In September, the St. Paul City Council voted to allow landlords to raise rents by 8 percent plus inflation if a tenant moves out. They also added a 20-year exemption for new construction. According to Lapides, these fixes were telling because usually housing policy takes years, if not decades, to see the results.
“In St. Paul, they are walking back their very Draconian and inflexible rent control policies, because they’re seeing such a huge drop in permitting,” said Upano. “And that’s what we have been saying for so long regarding the very detrimental effects of rent control.”

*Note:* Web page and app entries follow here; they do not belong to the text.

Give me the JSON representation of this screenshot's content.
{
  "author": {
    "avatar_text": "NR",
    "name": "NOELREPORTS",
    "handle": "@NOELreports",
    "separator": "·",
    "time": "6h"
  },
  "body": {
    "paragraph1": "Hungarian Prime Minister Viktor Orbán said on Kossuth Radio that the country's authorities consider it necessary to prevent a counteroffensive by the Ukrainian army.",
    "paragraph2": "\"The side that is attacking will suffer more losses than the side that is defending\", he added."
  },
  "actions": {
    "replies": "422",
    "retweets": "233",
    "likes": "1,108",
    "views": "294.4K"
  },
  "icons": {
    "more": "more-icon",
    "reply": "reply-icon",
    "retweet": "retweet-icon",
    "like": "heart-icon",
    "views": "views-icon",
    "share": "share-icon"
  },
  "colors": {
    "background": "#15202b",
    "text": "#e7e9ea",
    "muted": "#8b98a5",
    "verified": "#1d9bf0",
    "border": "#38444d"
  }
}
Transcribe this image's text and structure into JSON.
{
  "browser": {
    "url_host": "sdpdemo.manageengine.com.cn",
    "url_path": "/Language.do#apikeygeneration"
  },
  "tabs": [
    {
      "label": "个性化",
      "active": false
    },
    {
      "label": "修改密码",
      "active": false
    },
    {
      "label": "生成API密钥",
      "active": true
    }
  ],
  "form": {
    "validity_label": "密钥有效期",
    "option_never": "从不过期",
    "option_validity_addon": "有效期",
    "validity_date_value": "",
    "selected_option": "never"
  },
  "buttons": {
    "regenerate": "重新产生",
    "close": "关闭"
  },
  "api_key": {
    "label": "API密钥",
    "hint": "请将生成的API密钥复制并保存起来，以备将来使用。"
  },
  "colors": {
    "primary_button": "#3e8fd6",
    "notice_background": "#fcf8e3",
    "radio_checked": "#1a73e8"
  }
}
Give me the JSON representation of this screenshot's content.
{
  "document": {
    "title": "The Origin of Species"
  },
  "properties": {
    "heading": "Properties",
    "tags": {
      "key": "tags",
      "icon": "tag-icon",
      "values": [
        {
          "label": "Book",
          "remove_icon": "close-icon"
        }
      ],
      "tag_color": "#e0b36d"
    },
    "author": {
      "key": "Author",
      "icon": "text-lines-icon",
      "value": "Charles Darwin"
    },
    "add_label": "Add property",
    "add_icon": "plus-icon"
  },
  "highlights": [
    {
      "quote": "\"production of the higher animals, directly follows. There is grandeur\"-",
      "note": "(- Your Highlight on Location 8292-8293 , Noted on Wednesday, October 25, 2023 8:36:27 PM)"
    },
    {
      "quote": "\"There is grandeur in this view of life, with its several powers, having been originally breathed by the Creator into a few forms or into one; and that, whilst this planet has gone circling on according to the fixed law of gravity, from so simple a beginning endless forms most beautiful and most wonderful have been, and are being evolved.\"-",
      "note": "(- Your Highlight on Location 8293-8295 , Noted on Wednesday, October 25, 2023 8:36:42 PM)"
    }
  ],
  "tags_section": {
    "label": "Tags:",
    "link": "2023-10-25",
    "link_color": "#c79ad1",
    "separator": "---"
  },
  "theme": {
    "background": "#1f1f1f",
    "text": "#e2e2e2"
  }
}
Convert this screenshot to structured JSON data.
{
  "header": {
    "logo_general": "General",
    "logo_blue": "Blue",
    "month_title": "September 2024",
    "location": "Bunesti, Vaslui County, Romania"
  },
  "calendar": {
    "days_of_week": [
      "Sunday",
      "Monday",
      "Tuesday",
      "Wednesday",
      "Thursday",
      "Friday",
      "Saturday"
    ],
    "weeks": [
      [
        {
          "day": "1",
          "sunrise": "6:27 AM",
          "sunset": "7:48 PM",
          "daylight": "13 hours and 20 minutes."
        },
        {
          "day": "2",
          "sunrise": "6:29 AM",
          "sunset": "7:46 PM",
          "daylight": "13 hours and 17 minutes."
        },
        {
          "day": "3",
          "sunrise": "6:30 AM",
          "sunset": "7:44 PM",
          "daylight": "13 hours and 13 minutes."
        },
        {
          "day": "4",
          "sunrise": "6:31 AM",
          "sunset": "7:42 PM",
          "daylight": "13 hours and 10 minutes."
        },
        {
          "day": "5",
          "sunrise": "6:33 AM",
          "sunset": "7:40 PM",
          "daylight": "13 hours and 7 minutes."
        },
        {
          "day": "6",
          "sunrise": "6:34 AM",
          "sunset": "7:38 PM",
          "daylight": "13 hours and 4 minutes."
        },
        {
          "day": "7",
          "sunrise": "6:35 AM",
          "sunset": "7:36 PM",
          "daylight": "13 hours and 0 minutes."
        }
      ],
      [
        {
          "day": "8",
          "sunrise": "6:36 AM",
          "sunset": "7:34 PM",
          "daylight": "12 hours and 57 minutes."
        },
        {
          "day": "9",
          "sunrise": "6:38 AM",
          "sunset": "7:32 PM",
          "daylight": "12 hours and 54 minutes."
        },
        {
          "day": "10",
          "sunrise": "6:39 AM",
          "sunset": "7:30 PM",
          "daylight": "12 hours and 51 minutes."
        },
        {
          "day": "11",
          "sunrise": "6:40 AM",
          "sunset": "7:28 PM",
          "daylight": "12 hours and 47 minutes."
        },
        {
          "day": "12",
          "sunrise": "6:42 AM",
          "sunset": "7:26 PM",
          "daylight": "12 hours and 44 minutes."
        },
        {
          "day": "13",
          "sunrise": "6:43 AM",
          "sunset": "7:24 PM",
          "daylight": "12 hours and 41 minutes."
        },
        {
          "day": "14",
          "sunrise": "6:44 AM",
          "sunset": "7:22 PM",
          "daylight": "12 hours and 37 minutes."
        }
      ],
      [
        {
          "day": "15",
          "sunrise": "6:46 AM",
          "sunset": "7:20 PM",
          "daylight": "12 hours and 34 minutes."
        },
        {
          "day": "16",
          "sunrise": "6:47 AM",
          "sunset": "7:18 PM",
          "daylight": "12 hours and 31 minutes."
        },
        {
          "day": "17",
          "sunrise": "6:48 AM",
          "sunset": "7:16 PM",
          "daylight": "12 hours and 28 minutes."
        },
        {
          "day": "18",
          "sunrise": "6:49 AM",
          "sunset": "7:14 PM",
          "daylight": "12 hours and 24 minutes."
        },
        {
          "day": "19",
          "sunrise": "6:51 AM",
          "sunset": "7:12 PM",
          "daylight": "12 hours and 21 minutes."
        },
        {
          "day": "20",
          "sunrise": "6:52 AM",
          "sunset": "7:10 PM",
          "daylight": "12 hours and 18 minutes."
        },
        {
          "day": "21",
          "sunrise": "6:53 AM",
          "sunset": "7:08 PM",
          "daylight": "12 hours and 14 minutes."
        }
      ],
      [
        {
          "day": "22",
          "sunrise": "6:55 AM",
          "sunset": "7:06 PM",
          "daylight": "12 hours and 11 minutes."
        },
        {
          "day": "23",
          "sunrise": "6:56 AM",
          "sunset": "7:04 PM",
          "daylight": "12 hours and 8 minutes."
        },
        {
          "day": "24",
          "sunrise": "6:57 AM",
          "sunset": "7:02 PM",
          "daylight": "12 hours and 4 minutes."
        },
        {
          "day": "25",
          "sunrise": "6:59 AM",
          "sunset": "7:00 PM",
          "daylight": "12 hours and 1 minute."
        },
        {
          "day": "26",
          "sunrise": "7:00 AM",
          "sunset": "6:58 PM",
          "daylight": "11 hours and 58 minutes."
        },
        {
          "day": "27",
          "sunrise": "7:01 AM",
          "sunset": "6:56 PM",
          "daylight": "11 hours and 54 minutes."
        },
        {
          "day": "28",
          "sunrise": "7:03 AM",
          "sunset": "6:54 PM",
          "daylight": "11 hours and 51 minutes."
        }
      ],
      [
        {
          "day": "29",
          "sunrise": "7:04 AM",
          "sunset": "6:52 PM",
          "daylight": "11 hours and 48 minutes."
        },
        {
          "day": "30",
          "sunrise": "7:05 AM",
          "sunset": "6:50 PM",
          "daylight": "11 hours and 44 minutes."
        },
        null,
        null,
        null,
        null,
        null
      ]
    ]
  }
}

This year several rent control ballot initiatives have been thwarted. In North Las Vegas, the local culinary union attempted to place an initiative on the November ballot. It was struck down due to a technicality regarding how signatures were collected. But the apartment industry predicts the that the union will try again and also push for statewide rent control.
In June, the Ohio legislature closed the key loophole in the state rent control law. Ohio cities are now blocked from imposing rent control measures on landlords.
The midterms may be telling, as well. To name one example, observers think it’s highly likely that Massachusetts will elect a Democratic governor who may be more open to rent control than others have been in the past.
“The midterms could play a huge role—will legislative chambers change, or will they become more or less progressive? Those are things we’re watching very closely in the midterms,” said Lapides. “And of course, in Orange County rent control is on the ballot this fall.”
Looking at the economics
For a variety of reasons, the most attractive locations for multifamily firms to do business are in those 31 states that have rent control preemptions. But there are no guarantees. Even in landlord-friendly Texas, inflation and severe housing shortages could push some cities toward rent control.
“We have to invest in projects and in markets where we can earn an appropriate risk-adjusted return,” said Laurie Baker, COO of Camden Property Trust. “There are always cost considerations and that’s what’s missing in these rent control conversations. Nobody is talking about the increase in costs. But you (need) revenues to offset the increase in taxes, increases in insurance, increases in salaries and the maintenance. It makes the numbers difficult to achieve if your rent growth is capped at some arbitrary number.”
Camden operates a geographically diverse portfolio of multifamily assets in 15 high-growth, business-friendly markets. The company is constantly seeking opportunities to expand its operating platform through new development or acquisitions. But Baker noted that the expansion of rent control in a market—especially for newly constructed properties—quickly changes the economics and negatively impacts the feasibility to develop.
Camden keeps an eye on regions that show signs of becoming less landlord-friendly. More California cities, for example, are showing an interest in rent control since the California Tenant Protection Act went into effect on Jan. 1, 2020. This state law limits rent increases and removes the right of landlords to evict tenants without just cause. It also restricts the allowable annual rent increase to 5 percent plus a local cost-of-living adjustment of no more than 5 percent for a maximum increase of 10 percent.
“Orange County, Fla., has been a topic of discussion, so we’re monitoring that market and what happens in the coming elections because we have 10 communities there,” said Baker. “We’re also keeping an eye on Colorado. In the last couple of years there have been some proposals in certain areas for rent control.”
The rent control discussion is happening all around the country. Lapides warns that the apartment industry must be mindful, vigilant and vocal. “No other group or industry is going to rescue us from these bad policies,” he said. NMHC has developed resources available at GrowingHomesTogether.org to help the industry talk about housing affordability and rent control.